The Springfield City Council voted Monday to impose new regulations on payday lenders whose high interest rates can create a „debt trap“ for desperate borrowers after years of debate.
One of the features ended up being a strategy to impose $5,000 licensing that is annual at the mercy of voter approval in August, that could go toward enforcing the town’s guidelines, helping individuals with debt and supplying options to short-term loans.
But Republican lawmakers in Jefferson City might have other some ideas.
For action previously Monday, Rep. Curtis Trent, R-Springfield, included language to a banking bill that lawyers, advocates and city leaders state would shield a quantity of payday loan providers from charges focusing on their industry.
The bill passed the home that and cruised through the Senate the next day. Every Greene County lawmaker in attendance voted in benefit except House Minority Leader Crystal Quade, D-Springfield. It’s now on Gov. Mike Parson’s desk for last approval.
Trent’s language especially states neighborhood governments aren’t permitted to impose costs on „conventional installment loan lenders“ if the costs are not essential of other finance institutions managed because of their state, including chartered banking institutions.
Trent along with other Republican lawmakers stated which had nothing in connection with payday lenders, arguing that „conventional installment loan companies“ will vary.
„ThereвЂ™s nothing to quit the town from placing an ordinance on the lenders that are payday“ Trent stated in an interview Thursday. „It had not been the intent to prevent the town’s ordinance and I also do not expect it should be the consequence.“
But John Miller, a retired Kansas City attorney whom advocated for a comparable ordinance in the suburb of Liberty, noticed that numerous payday loan providers may also be installment loan providers.
„ThatвЂ™s exactly how theyвЂ™re trying to get all over ordinance in Springfield, the ordinance in Liberty,“ Miller stated. „They portray it since, ‚WeвЂ™re a kind that is separate of,‘ but that is perhaps perhaps perhaps not the way anyone whoвЂ™s searching at truth would notice it.“
Indeed,state recordsindicate that over fifty percent associated with the payday financing establishments in Springfield are certified to supply installment loans.
Springfield City Councilman Craig Hosmer, a lawyer and previous legislator, stated Trent’s measure would offer those payday loan providers an opening to challenge the city’s proposed cost in court.
„And that’s what they would like to do,“ Hosmer stated. „they would like to protect this industry.“
And also if Trent is appropriate, Hosmer stated, their bill also contains a effective motivation for towns to roll over. Another supply stating that if lenders sue towns over their guidelines and win, they’ll certainly be eligible for expenses they sustain, including attorney’s charges.
Hosmer stressed the legislation may additionally spur any loan providers still just providing loans that are payday diversify to attempt to be exempt from charges money mart loans payment plan.

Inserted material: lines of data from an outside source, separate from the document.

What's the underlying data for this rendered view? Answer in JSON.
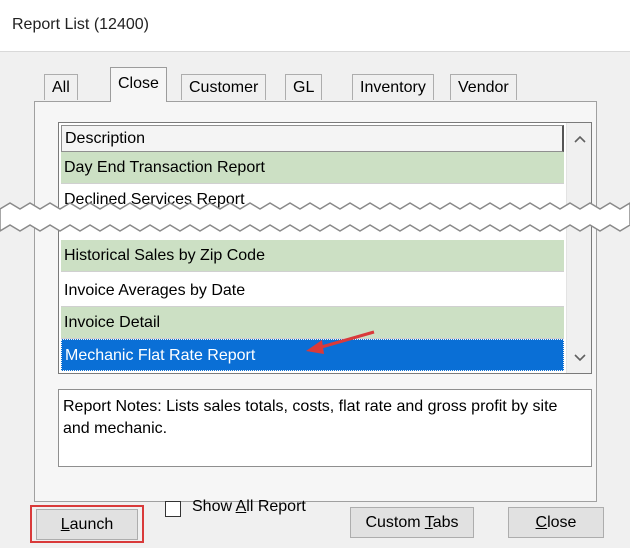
{
  "window": {
    "title": "Report List (12400)"
  },
  "tabs": [
    {
      "label": "All"
    },
    {
      "label": "Close",
      "active": true
    },
    {
      "label": "Customer"
    },
    {
      "label": "GL"
    },
    {
      "label": "Inventory"
    },
    {
      "label": "Vendor"
    }
  ],
  "list": {
    "header": "Description",
    "rows_top": [
      {
        "label": "Day End Transaction Report",
        "style": "green"
      },
      {
        "label": "Declined Services Report",
        "style": "white"
      }
    ],
    "rows_bottom": [
      {
        "label": "Historical Sales by Zip Code",
        "style": "green"
      },
      {
        "label": "Invoice Averages by Date",
        "style": "white"
      },
      {
        "label": "Invoice Detail",
        "style": "green"
      },
      {
        "label": "Mechanic Flat Rate Report",
        "style": "selected"
      }
    ],
    "selected_label": "Mechanic Flat Rate Report"
  },
  "notes": {
    "text": "Report Notes:  Lists sales totals, costs, flat rate and gross profit by site and mechanic."
  },
  "buttons": {
    "launch": {
      "prefix": "L",
      "rest": "aunch"
    },
    "show_all": {
      "pre": "Show ",
      "u": "A",
      "post": "ll Report"
    },
    "custom_tabs": {
      "pre": "Custom ",
      "u": "T",
      "post": "abs"
    },
    "close": {
      "u": "C",
      "rest": "lose"
    }
  },
  "colors": {
    "row_green": "#cce0c4",
    "selected_blue": "#0a6fd6",
    "annotation_red": "#d93a3a"
  },
  "icons": [
    "scroll-up-icon",
    "scroll-down-icon",
    "annotation-arrow-icon"
  ]
}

Brian Fogle, the CEO regarding the Community first step toward the Ozarks and a co-chair of the city committee appointed to review payday advances, said that will add up provided trends that are recent.

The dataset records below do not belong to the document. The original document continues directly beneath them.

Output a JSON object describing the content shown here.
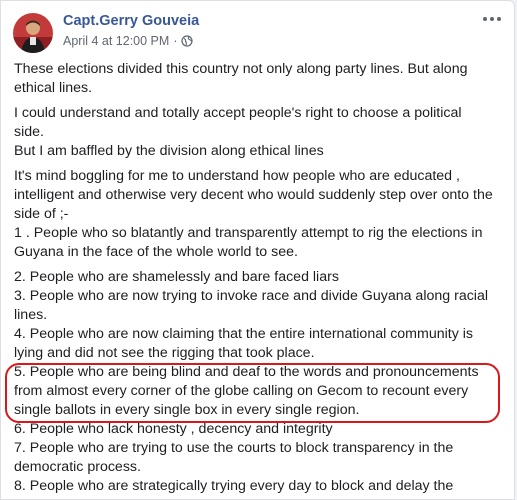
{
  "post": {
    "author": "Capt.Gerry Gouveia",
    "timestamp": "April 4 at 12:00 PM",
    "separator": "·",
    "privacy_icon": "globe-icon",
    "more_icon": "more-options-icon",
    "highlight_color": "#d7191c",
    "paragraphs": [
      {
        "lines": [
          "These elections divided this country not only along party lines. But along",
          "ethical lines."
        ]
      },
      {
        "lines": [
          "I could understand and totally accept people's right to choose a political",
          "side.",
          "But I am baffled by the division along ethical lines"
        ]
      },
      {
        "lines": [
          "It's mind boggling for me to understand how people who are educated ,",
          "intelligent and otherwise very decent who would suddenly step over onto the",
          "side of ;-",
          "1 . People who so blatantly and transparently attempt to rig the elections in",
          "Guyana in the face of the whole world to see."
        ]
      },
      {
        "lines": [
          "2. People who are shamelessly and bare faced liars",
          "3. People who are now trying to invoke race and divide Guyana along racial",
          "lines.",
          "4. People who are now claiming that the entire international community is",
          "lying and did not see the rigging that took place.",
          "5. People who are being blind and deaf to the words and pronouncements",
          "from almost every corner of the globe calling on Gecom to recount every",
          "single ballots in every single box in every single region.",
          "6. People who lack honesty , decency and integrity",
          "7. People who are trying to use the courts to block transparency in the",
          "democratic process.",
          "8. People who are strategically trying every day to block and delay the"
        ]
      }
    ]
  }
}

„a great deal of the lenders that are payday moving for this style of item,“ he said.
Unlike payday advances, which must certanly be significantly less than $500 and are also allowed to be repaid within weeks, installment loans may be bigger and they are repaid over four or even more months. They are able to nevertheless carry triple-digit interest that is annual create comparable dilemmas for borrowers, however.

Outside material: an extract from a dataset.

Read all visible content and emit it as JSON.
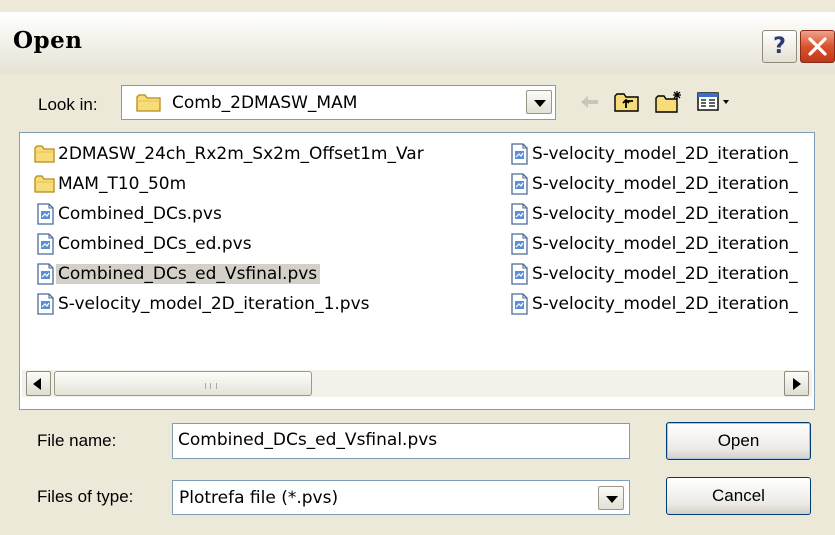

He permitted that expanding those offerings might have some effect that is positive consumers due to the fact loans are paid down slowly.
But he stated loan providers „are nevertheless recharging really, really, predatory-high prices.“
Susan Schmalzbauer, an organizer with Faith Voices of Southwest Missouri whom advocated when it comes to town’s overhaul for a long time, stated the entire thing was an assault on neighborhood control that looks like „a huge present to predatory loan providers at the cost of the towns.“
She additionally noted that Trent’s measure passed away despite never ever having a hearing that is public residents could speak up.
„to slide this to the bill is truly a slap within the face towards the constituents here all over the state,“ she stated.
Cara Spencer, a St. Louis alderman who led an endeavor to pass through that town’s $5,000 certification cost, echoed those issues. (Kansas City’s yearly cost is $1,000.)
„They snuck a supply into a bill that is omnibus wasnвЂ™t even talked about or recognized by either home,“ she said. „That is a crazy means of including conditions that may have implications throughout our state.“
Quade, your house minority leader from Springfield, stated the move has also been a particularly bad concept during a pandemic-fueled downturn that features seen thousands and thousands of Missourians apply for unemployment.
„People use the payday financing industry when they’re in desperation and demonstrably, there’s lots of that now,“ she stated. „this is harmful.“